This, however, is where the sense begins and ends.
2. No excuses for Russia (ever)
Translation: The West’s actions can always be justified and its views and values (expressed with utmost conviction) are always sincere and correct – but Russia’s never can be. Case closed.
3. There are no answers (ever)
4. Bluster and bravado (a Russian thing)
Threats and feigned outrage does sound familiar alright, but that couldn’t be right. Western politicians would never threaten to obliterate other countries or wipe them“off the face of the earth.” They’d probably also never invade and destroy multiple countries and then play the victim of the century when someone posts divisive memes on Facebook. They would never engineer military coups or cripple struggling populations with deadly economic sanctions, either. That would just be totally repugnant, wouldn’t it?
5. Russian ‘beliefs’ are a problem (always)
6. Russia is bad, but might get ‘far worse’
Political change in Russia might not “be an improvement” because remember, Russia is intrinsically awful. Russia is “reprehensible” now, but things could get “far, far worse,” Giles warns.
7. Russia is fundamentally indecent
Good things like “values and standards” were “invented elsewhere” so don’t expect Russia to ever be embarrassed by being backward and barbaric. This is the crux of Giles’ ground rule number seven. In fact, Russia “places no value on its reputation”so it is incapable of feeling the “shame” that Western governments might feel for their wrongdoings.
This is a totally legitimate and foolproof argument, because everyone knows just how inundated victims of Western imperialism have been with expressions of sincere regret and shame from Washington and London.
8. Russia doesn’t have a good side
There is no point trying to appeal to Russia’s “better nature,” says Giles, in xenophobic ground rule number eight, because it “doesn’t have one.”Russia sees “compromise and cooperation” as “unnatural and deeply suspicious”unless it has evident and immediate benefits to state or leadership interests. Another truly insightful point, and indeed such a stark contrast to selfless Western leaders who act out of pure altruism.
9. No common ground
The West has been valiantly searching for things to compromise with Russia on “since the end of the USSR,” according to Giles. But this common ground can’t be found because everything about Russia is “entirely incompatible” with Western ways.
Translation: Russia and the West can never work together and this suits the Pentagon and UK Ministry of Defence just fine. Why try to upend this financially lucrative stand-off now? It has worked for so long, after all.
10. No surrender!
For a “full explanation” of these ten ground rules, Giles points interested individuals to his new book, where on page 113he explains that “untruth and deception are a fixed principle of life in Russia.” What a treat.
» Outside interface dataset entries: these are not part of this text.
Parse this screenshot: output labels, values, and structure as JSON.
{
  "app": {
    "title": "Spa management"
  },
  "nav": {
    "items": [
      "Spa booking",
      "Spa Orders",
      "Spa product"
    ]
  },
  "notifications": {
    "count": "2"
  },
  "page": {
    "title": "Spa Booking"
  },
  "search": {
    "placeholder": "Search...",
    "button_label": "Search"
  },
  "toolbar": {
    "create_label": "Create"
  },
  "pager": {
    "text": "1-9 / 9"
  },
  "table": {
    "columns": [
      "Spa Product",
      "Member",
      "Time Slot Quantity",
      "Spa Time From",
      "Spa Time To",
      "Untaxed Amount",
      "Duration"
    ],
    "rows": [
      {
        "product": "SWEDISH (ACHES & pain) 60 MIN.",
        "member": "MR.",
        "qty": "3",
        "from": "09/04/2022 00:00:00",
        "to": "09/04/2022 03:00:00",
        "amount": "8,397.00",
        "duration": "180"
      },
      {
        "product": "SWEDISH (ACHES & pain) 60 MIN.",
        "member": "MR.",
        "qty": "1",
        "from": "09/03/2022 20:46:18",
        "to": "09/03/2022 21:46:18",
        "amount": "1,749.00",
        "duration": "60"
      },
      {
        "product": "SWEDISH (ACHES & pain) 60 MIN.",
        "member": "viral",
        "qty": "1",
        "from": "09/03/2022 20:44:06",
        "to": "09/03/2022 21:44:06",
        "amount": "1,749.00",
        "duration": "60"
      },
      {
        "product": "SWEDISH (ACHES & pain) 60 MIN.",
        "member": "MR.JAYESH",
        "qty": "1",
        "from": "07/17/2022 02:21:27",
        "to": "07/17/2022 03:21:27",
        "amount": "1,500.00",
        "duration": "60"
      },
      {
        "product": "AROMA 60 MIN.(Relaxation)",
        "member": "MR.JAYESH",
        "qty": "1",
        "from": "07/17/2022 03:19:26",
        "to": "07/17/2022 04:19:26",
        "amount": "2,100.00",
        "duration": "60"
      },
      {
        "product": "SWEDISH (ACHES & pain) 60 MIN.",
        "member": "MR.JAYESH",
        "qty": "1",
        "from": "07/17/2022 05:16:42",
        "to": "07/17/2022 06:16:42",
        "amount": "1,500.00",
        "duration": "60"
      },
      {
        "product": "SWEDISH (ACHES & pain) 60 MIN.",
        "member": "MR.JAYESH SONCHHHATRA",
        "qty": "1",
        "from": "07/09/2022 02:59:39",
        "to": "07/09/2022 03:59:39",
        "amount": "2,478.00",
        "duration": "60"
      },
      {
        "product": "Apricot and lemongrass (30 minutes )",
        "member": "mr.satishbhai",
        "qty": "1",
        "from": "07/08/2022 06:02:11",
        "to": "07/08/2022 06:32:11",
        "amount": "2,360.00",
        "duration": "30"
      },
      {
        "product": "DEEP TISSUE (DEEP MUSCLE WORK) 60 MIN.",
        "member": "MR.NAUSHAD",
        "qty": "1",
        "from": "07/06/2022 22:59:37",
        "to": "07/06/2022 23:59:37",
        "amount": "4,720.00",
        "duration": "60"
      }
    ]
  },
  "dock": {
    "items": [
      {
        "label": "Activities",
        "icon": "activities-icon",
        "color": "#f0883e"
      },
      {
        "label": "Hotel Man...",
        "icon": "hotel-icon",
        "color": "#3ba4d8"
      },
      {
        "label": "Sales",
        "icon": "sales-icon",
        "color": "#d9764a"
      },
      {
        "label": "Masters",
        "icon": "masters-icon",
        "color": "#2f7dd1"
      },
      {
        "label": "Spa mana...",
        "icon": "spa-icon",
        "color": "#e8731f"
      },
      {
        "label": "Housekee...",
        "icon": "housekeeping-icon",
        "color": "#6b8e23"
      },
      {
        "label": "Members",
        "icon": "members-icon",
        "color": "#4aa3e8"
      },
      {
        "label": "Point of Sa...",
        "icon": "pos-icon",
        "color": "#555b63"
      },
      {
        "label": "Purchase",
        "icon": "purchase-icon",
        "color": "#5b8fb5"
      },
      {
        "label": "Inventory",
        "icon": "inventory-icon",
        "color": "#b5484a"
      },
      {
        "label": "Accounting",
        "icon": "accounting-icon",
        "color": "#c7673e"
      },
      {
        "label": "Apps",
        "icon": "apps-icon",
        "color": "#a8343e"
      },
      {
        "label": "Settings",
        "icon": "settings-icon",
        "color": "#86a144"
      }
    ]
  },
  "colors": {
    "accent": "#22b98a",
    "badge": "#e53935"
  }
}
Xenophobia aside, to argue that Moscow is inherently opposed to compromise and partnership with Western powers requires a broad disregard for recent history, during which Russia has bent over backwards fruitlessly attempting to incorporate itself into Western structures – even hoping at one point that it might join NATO.
As journalist Bryan MacDonald noted on Twitter in response to Giles’ diatribe, this pursuit proved to be pointless and that realization culminated Vladimir Putin’s infamous 2007 Munich speech, during which he ferociously scolded Western leaders for failure to cooperate with Russia and lambasted an “almost uncontained hyper use of force” that is “plunging the world into an abyss of permanent conflicts.”
Moscow’s overtures toward the West were repeatedly rebuffed in favor of continued saber-rattling and Cold War-style scare-mongering, not because Russia is inherently incapable of compromise, but for the simple reason that Russia as the eternal “threat” is a far more profitable state of affairs for Washington’s warmongers.